> _Exercise_
Among the entries that follow, find every line with the word "times" and copy it.

> _Material to process_
>>>

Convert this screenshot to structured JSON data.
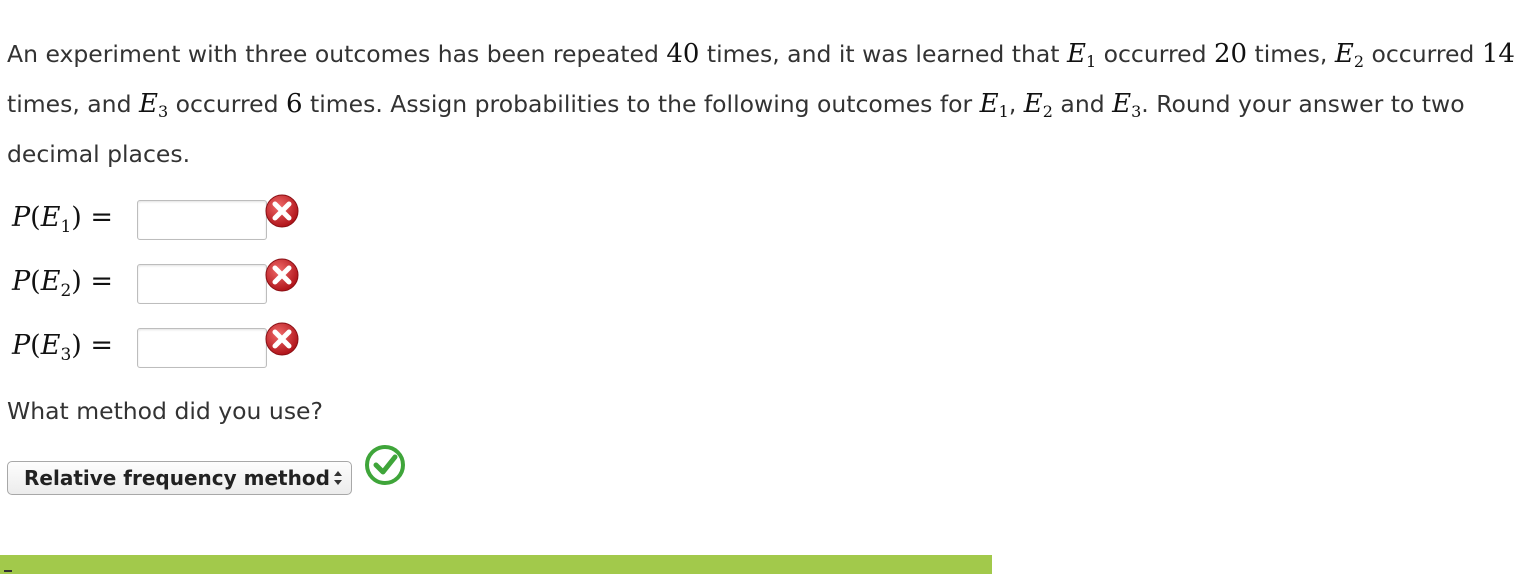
{
  "problem": {
    "t1": "An experiment with three outcomes has been repeated ",
    "n_total": "40",
    "t2": " times, and it was learned that ",
    "e1_letter": "E",
    "e1_sub": "1",
    "t3": " occurred ",
    "n1": "20",
    "t4": " times, ",
    "e2_letter": "E",
    "e2_sub": "2",
    "t5": " occurred ",
    "n2": "14",
    "t6": " times, and ",
    "e3_letter": "E",
    "e3_sub": "3",
    "t7": " occurred ",
    "n3": "6",
    "t8": " times. Assign probabilities to the following outcomes for ",
    "t9": ", ",
    "t10": " and ",
    "t11": ". Round your answer to two decimal places."
  },
  "answers": [
    {
      "p": "P",
      "open": "(",
      "letter": "E",
      "sub": "1",
      "close": ") =",
      "value": "",
      "status_icon": "error-x-icon"
    },
    {
      "p": "P",
      "open": "(",
      "letter": "E",
      "sub": "2",
      "close": ") =",
      "value": "",
      "status_icon": "error-x-icon"
    },
    {
      "p": "P",
      "open": "(",
      "letter": "E",
      "sub": "3",
      "close": ") =",
      "value": "",
      "status_icon": "error-x-icon"
    }
  ],
  "method": {
    "question": "What method did you use?",
    "selected": "Relative frequency method",
    "status_icon": "correct-check-icon"
  },
  "colors": {
    "error_red": "#c2181f",
    "correct_green": "#3fa53a",
    "footer_bar": "#a2c94b"
  }
}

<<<

> _Task solution_
    "t2": " times, and it was learned that ",
    "t4": " times, ",
    "t6": " times, and ",
    "t8": " times. Assign probabilities to the following outcomes for ",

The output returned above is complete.